=== DATA ===

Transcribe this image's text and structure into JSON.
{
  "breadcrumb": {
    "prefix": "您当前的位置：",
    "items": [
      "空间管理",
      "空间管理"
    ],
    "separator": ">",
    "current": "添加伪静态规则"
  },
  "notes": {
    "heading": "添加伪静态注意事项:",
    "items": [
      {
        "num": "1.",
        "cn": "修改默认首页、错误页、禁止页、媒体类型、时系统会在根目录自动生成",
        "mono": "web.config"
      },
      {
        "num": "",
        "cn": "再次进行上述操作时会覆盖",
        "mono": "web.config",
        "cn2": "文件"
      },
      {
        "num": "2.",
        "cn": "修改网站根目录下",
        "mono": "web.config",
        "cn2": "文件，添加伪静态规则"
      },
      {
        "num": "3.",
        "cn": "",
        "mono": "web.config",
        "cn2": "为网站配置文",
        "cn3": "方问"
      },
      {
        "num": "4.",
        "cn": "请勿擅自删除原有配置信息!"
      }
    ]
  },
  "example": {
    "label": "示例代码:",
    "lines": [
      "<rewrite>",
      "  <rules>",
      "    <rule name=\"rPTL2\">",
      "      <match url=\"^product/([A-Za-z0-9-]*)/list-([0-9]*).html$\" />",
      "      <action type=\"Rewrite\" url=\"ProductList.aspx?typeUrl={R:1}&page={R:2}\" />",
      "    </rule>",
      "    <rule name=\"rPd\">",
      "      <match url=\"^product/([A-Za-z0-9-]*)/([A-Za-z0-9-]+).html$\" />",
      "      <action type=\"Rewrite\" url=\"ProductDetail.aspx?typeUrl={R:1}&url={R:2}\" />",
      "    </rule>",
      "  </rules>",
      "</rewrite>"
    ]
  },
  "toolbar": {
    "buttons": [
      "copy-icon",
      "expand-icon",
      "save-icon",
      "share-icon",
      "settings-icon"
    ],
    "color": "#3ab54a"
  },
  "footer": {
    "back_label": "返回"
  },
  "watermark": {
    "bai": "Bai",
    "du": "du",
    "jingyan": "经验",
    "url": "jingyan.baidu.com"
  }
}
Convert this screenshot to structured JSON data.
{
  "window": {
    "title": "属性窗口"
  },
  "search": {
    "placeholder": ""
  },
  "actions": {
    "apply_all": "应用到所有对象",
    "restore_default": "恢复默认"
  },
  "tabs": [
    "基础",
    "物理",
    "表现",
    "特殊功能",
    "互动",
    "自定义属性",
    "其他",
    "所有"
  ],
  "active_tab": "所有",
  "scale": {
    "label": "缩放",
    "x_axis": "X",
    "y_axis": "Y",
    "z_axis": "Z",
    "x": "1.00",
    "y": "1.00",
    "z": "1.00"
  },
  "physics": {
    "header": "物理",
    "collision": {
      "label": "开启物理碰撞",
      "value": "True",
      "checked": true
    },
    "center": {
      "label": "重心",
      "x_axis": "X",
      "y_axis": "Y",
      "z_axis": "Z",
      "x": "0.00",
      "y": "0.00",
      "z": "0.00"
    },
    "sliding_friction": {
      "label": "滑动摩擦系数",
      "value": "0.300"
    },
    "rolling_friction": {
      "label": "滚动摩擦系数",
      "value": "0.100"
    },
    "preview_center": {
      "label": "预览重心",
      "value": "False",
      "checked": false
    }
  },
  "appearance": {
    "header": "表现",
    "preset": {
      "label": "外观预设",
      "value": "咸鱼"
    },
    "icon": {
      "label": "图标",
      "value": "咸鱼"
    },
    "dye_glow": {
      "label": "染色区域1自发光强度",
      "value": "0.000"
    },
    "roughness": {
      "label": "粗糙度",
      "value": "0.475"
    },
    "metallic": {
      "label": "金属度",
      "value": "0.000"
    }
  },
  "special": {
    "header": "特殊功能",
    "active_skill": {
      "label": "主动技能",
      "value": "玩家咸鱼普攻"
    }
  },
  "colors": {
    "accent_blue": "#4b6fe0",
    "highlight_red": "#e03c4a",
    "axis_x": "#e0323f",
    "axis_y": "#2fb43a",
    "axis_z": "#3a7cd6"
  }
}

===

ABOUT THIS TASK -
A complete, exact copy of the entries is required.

SOLUTION TO THIS TASK -
Transcribe this image's text and structure into JSON.
{
  "breadcrumb": {
    "prefix": "您当前的位置：",
    "items": [
      "空间管理",
      "空间管理"
    ],
    "separator": ">",
    "current": "添加伪静态规则"
  },
  "notes": {
    "heading": "添加伪静态注意事项:",
    "items": [
      {
        "num": "1.",
        "cn": "修改默认首页、错误页、禁止页、媒体类型、时系统会在根目录自动生成",
        "mono": "web.config"
      },
      {
        "num": "",
        "cn": "再次进行上述操作时会覆盖",
        "mono": "web.config",
        "cn2": "文件"
      },
      {
        "num": "2.",
        "cn": "修改网站根目录下",
        "mono": "web.config",
        "cn2": "文件，添加伪静态规则"
      },
      {
        "num": "3.",
        "cn": "",
        "mono": "web.config",
        "cn2": "为网站配置文",
        "cn3": "方问"
      },
      {
        "num": "4.",
        "cn": "请勿擅自删除原有配置信息!"
      }
    ]
  },
  "example": {
    "label": "示例代码:",
    "lines": [
      "<rewrite>",
      "  <rules>",
      "    <rule name=\"rPTL2\">",
      "      <match url=\"^product/([A-Za-z0-9-]*)/list-([0-9]*).html$\" />",
      "      <action type=\"Rewrite\" url=\"ProductList.aspx?typeUrl={R:1}&page={R:2}\" />",
      "    </rule>",
      "    <rule name=\"rPd\">",
      "      <match url=\"^product/([A-Za-z0-9-]*)/([A-Za-z0-9-]+).html$\" />",
      "      <action type=\"Rewrite\" url=\"ProductDetail.aspx?typeUrl={R:1}&url={R:2}\" />",
      "    </rule>",
      "  </rules>",
      "</rewrite>"
    ]
  },
  "toolbar": {
    "buttons": [
      "copy-icon",
      "expand-icon",
      "save-icon",
      "share-icon",
      "settings-icon"
    ],
    "color": "#3ab54a"
  },
  "footer": {
    "back_label": "返回"
  },
  "watermark": {
    "bai": "Bai",
    "du": "du",
    "jingyan": "经验",
    "url": "jingyan.baidu.com"
  }
}
Convert this screenshot to structured JSON data.
{
  "window": {
    "title": "属性窗口"
  },
  "search": {
    "placeholder": ""
  },
  "actions": {
    "apply_all": "应用到所有对象",
    "restore_default": "恢复默认"
  },
  "tabs": [
    "基础",
    "物理",
    "表现",
    "特殊功能",
    "互动",
    "自定义属性",
    "其他",
    "所有"
  ],
  "active_tab": "所有",
  "scale": {
    "label": "缩放",
    "x_axis": "X",
    "y_axis": "Y",
    "z_axis": "Z",
    "x": "1.00",
    "y": "1.00",
    "z": "1.00"
  },
  "physics": {
    "header": "物理",
    "collision": {
      "label": "开启物理碰撞",
      "value": "True",
      "checked": true
    },
    "center": {
      "label": "重心",
      "x_axis": "X",
      "y_axis": "Y",
      "z_axis": "Z",
      "x": "0.00",
      "y": "0.00",
      "z": "0.00"
    },
    "sliding_friction": {
      "label": "滑动摩擦系数",
      "value": "0.300"
    },
    "rolling_friction": {
      "label": "滚动摩擦系数",
      "value": "0.100"
    },
    "preview_center": {
      "label": "预览重心",
      "value": "False",
      "checked": false
    }
  },
  "appearance": {
    "header": "表现",
    "preset": {
      "label": "外观预设",
      "value": "咸鱼"
    },
    "icon": {
      "label": "图标",
      "value": "咸鱼"
    },
    "dye_glow": {
      "label": "染色区域1自发光强度",
      "value": "0.000"
    },
    "roughness": {
      "label": "粗糙度",
      "value": "0.475"
    },
    "metallic": {
      "label": "金属度",
      "value": "0.000"
    }
  },
  "special": {
    "header": "特殊功能",
    "active_skill": {
      "label": "主动技能",
      "value": "玩家咸鱼普攻"
    }
  },
  "colors": {
    "accent_blue": "#4b6fe0",
    "highlight_red": "#e03c4a",
    "axis_x": "#e0323f",
    "axis_y": "#2fb43a",
    "axis_z": "#3a7cd6"
  }
}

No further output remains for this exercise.